MP Blunt put it bluntly in his speech: “Only by legalising and regulating cannabis supply and decriminalising possession can we actually stamp out street cannabis, destroy the criminal business model and ensure consumers the information and access to a regulated product”.
The current prohibition of cannabis pushes consumers to get their supply on the black market. Street dealers offer products whose origins can’t be traced and quality can’t be qualified. The current state of affairs poses a risk to consumers. MP Blunt said “street cannabis is often highly potent, the consumers often have little choice to choose from, they cannot be sure of the quality or strength of the product, they are unable to make informed choices”. You will be able to learn more about it in a soon-to-be-published Volteface report by our very own Paul North, where he looks at street cannabis and the implication of its potency on mental health.
MP Crispin Blunt continued: “Regulated supply would allow consumers to access less harmful forms of cannabis with lower level of THC and higher levels of CBD but still giving the desired high”.
Conscious of the liability of the product, MP Blunt acknowledged that “the product will never be safe, just like drinking alcohol or smoking tobacco.” But he used the comparison to show that this is not the only factor that decides whether a substance should be prohibited or not.
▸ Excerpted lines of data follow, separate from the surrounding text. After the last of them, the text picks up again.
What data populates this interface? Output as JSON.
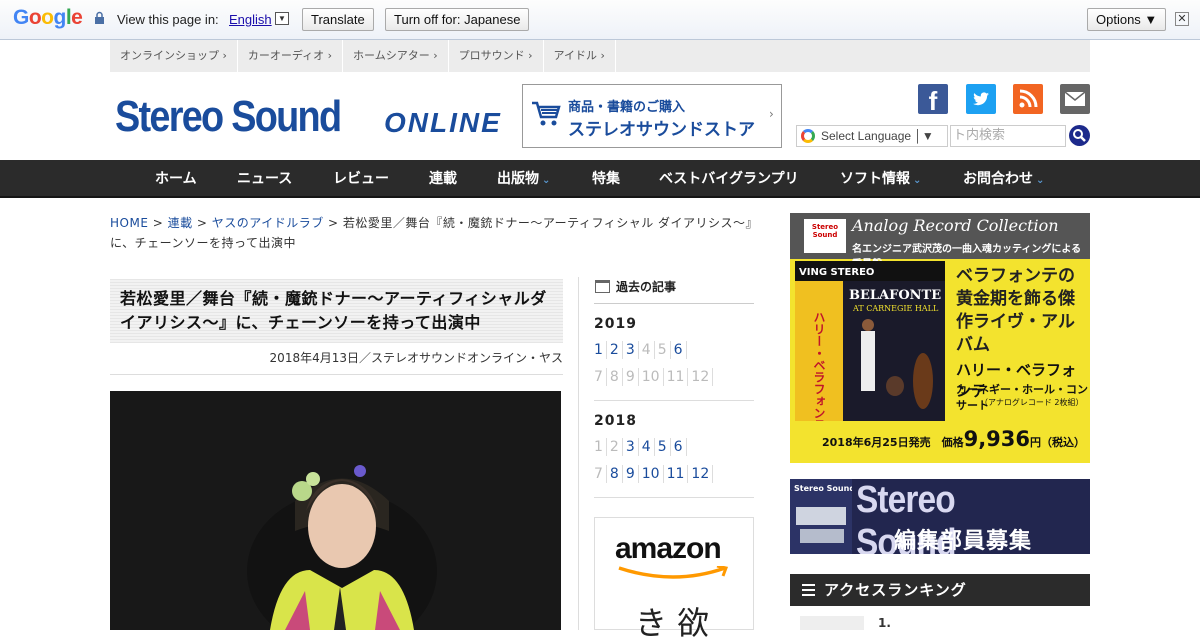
{
  "translate_bar": {
    "brand": "Google",
    "prompt": "View this page in:",
    "language": "English",
    "translate_btn": "Translate",
    "turn_off_btn": "Turn off for: Japanese",
    "options_btn": "Options ▼",
    "close": "✕"
  },
  "top_links": [
    "オンラインショップ",
    "カーオーディオ",
    "ホームシアター",
    "プロサウンド",
    "アイドル"
  ],
  "header": {
    "logo_main": "Stereo Sound",
    "logo_sub": "ONLINE",
    "store_line1": "商品・書籍のご購入",
    "store_line2": "ステレオサウンドストア",
    "translate_widget": "Select Language",
    "search_placeholder": "ト内検索"
  },
  "nav": [
    "ホーム",
    "ニュース",
    "レビュー",
    "連載",
    "出版物",
    "特集",
    "ベストバイグランプリ",
    "ソフト情報",
    "お問合わせ"
  ],
  "breadcrumb": {
    "home": "HOME",
    "series": "連載",
    "column": "ヤスのアイドルラブ",
    "current": "若松愛里／舞台『続・魔銃ドナー～アーティフィシャル ダイアリシス～』に、チェーンソーを持って出演中"
  },
  "article": {
    "title": "若松愛里／舞台『続・魔銃ドナー～アーティフィシャルダイアリシス～』に、チェーンソーを持って出演中",
    "date_author": "2018年4月13日／ステレオサウンドオンライン・ヤス"
  },
  "archive": {
    "heading": "過去の記事",
    "years": [
      {
        "year": "2019",
        "months": [
          "1",
          "2",
          "3",
          "4",
          "5",
          "6",
          "7",
          "8",
          "9",
          "10",
          "11",
          "12"
        ],
        "active": [
          1,
          2,
          3,
          6
        ]
      },
      {
        "year": "2018",
        "months": [
          "1",
          "2",
          "3",
          "4",
          "5",
          "6",
          "7",
          "8",
          "9",
          "10",
          "11",
          "12"
        ],
        "active": [
          3,
          4,
          5,
          6,
          8,
          9,
          10,
          11,
          12
        ]
      }
    ]
  },
  "amazon": {
    "wordmark": "amazon",
    "text": "き 欲"
  },
  "ad_record": {
    "header": "Analog Record Collection",
    "header_sub": "名エンジニア武沢茂の一曲入魂カッティングによる重量盤",
    "headline": "ベラフォンテの黄金期を飾る傑作ライヴ・アルバム",
    "product": "ハリー・ベラフォンテ",
    "product_sub": "カーネギー・ホール・コンサート",
    "format": "（アナログレコード 2枚組）",
    "release": "2018年6月25日発売　価格",
    "price": "9,936",
    "price_unit": "円（税込）"
  },
  "ad_recruit": {
    "line1": "Stereo Sound",
    "line2": "編集部員募集"
  },
  "ranking": {
    "heading": "アクセスランキング",
    "first": "1."
  }
}
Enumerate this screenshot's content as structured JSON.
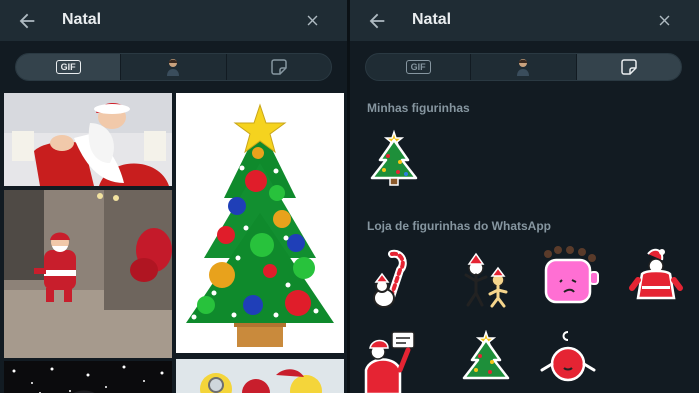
{
  "left": {
    "search": {
      "query": "Natal"
    },
    "tabs": [
      {
        "kind": "gif",
        "label": "GIF",
        "active": true
      },
      {
        "kind": "avatar",
        "label": "",
        "active": false
      },
      {
        "kind": "sticker",
        "label": "",
        "active": false
      }
    ],
    "icons": {
      "back": "arrow-left-icon",
      "close": "close-icon"
    }
  },
  "right": {
    "search": {
      "query": "Natal"
    },
    "tabs": [
      {
        "kind": "gif",
        "label": "GIF",
        "active": false
      },
      {
        "kind": "avatar",
        "label": "",
        "active": false
      },
      {
        "kind": "sticker",
        "label": "",
        "active": true
      }
    ],
    "sections": {
      "my_stickers": "Minhas figurinhas",
      "store": "Loja de figurinhas do WhatsApp"
    }
  },
  "colors": {
    "background": "#121b22",
    "header": "#1f2c34",
    "text": "#e9edef",
    "muted": "#8696a0"
  }
}
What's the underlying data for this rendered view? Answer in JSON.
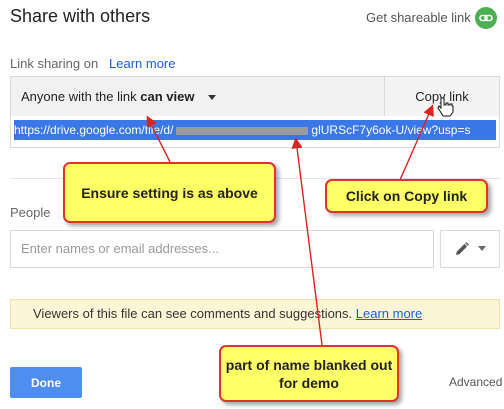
{
  "dialog": {
    "title": "Share with others",
    "get_link_label": "Get shareable link",
    "link_icon": "link-icon"
  },
  "link_sharing": {
    "label": "Link sharing on",
    "learn_more": "Learn more",
    "dropdown_prefix": "Anyone with the link ",
    "dropdown_bold": "can view",
    "copy_link": "Copy link",
    "url_prefix": "https://drive.google.com/file/d/",
    "url_suffix": "glURScF7y6ok-U/view?usp=s"
  },
  "people": {
    "label": "People",
    "placeholder": "Enter names or email addresses..."
  },
  "notice": {
    "text": "Viewers of this file can see comments and suggestions. ",
    "link": "Learn more"
  },
  "footer": {
    "done": "Done",
    "advanced": "Advanced"
  },
  "annotations": {
    "setting": "Ensure setting is as above",
    "copy": "Click on Copy link",
    "blanked": "part of name blanked out for demo"
  },
  "colors": {
    "accent_blue": "#4d8ef0",
    "link_green": "#4caf50",
    "callout_fill": "#ffff66",
    "arrow_red": "#dd2222"
  }
}
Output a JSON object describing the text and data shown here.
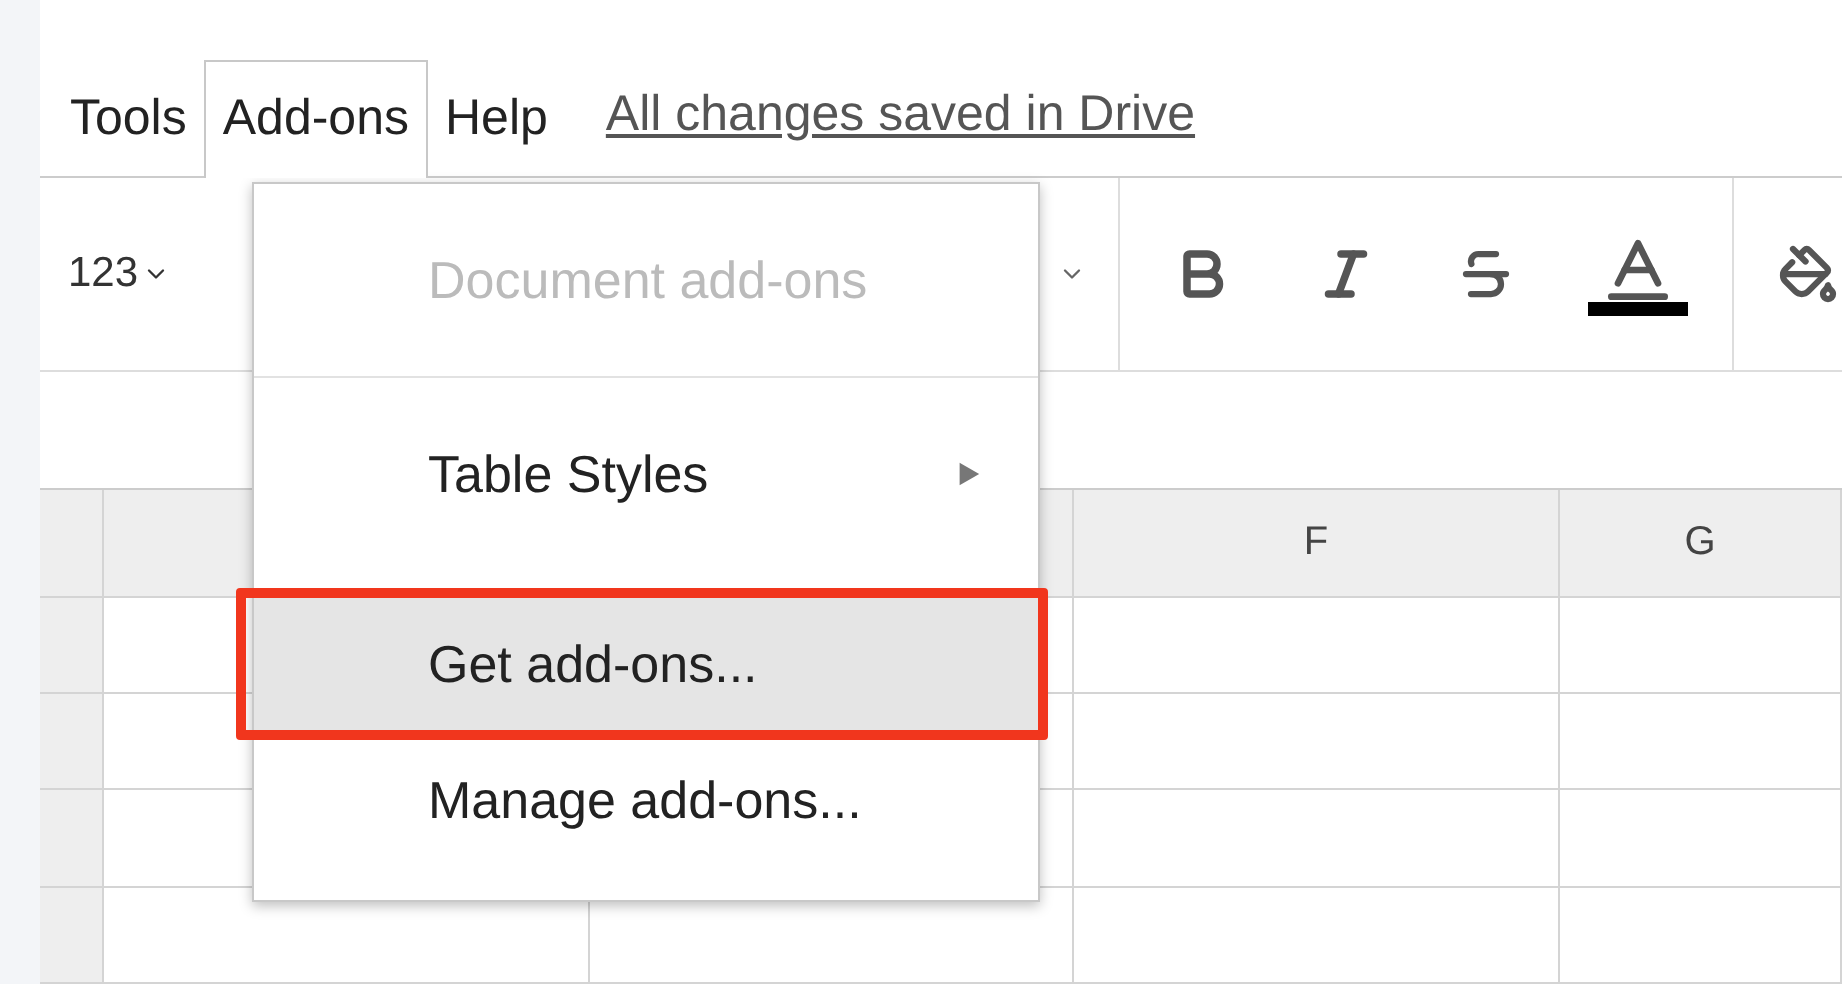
{
  "menu_bar": {
    "items": [
      {
        "label": "Tools",
        "selected": false
      },
      {
        "label": "Add-ons",
        "selected": true
      },
      {
        "label": "Help",
        "selected": false
      }
    ],
    "save_status": "All changes saved in Drive"
  },
  "toolbar": {
    "number_format": "123"
  },
  "dropdown": {
    "items": [
      {
        "label": "Document add-ons",
        "disabled": true,
        "selected": false,
        "submenu": false
      },
      {
        "label": "Table Styles",
        "disabled": false,
        "selected": false,
        "submenu": true
      },
      {
        "label": "Get add-ons...",
        "disabled": false,
        "selected": true,
        "submenu": false
      },
      {
        "label": "Manage add-ons...",
        "disabled": false,
        "selected": false,
        "submenu": false
      }
    ]
  },
  "sheet": {
    "column_headers": [
      "F",
      "G"
    ]
  }
}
He remarked that “risks can be highlighted, age limits can be introduced, so the consumer can be sure what they are buying and what its potency is.”
Regarding criminality, he mentioned that “above all by permitting a legal market we can decouple thousands of consumers from funding and facilitating a world of criminality and suffering.”
Appealing to the youth vote?
As a Tory MP, Crispin Blunt has inevitably been involved in the debate on how to win back young voters’ trust after the 2017 General Election, which weakened the Tories’ position of power. During the conference, he cited the legalisation and regulation of cannabis as one way to appeal to British youth: “I think our leadership is now seized of the fact that we have a problem with the youth vote and it might be an idea to get into an intelligent place, both in policy- making and in terms of the presentation of our values around freedom and responsibility.”
Even though I have to agree that it would be an effective strategic move from the Conservatives to make the legalisation of cannabis a priority on their agenda to appeal to young voters, they must keep in mind that there are a plethora of issues to consider when it comes to regulation and mustn’t be taken lightly. When considering legalising cannabis, policy-makers – who happen to be the same people chasing votes when the time for elections comes – need not forget that regulation must be handled according to health and security issues rather than the political agenda.
Pierre-Yves Galléty is a staff writer and communications officer at Volteface. Tweets @PYGallety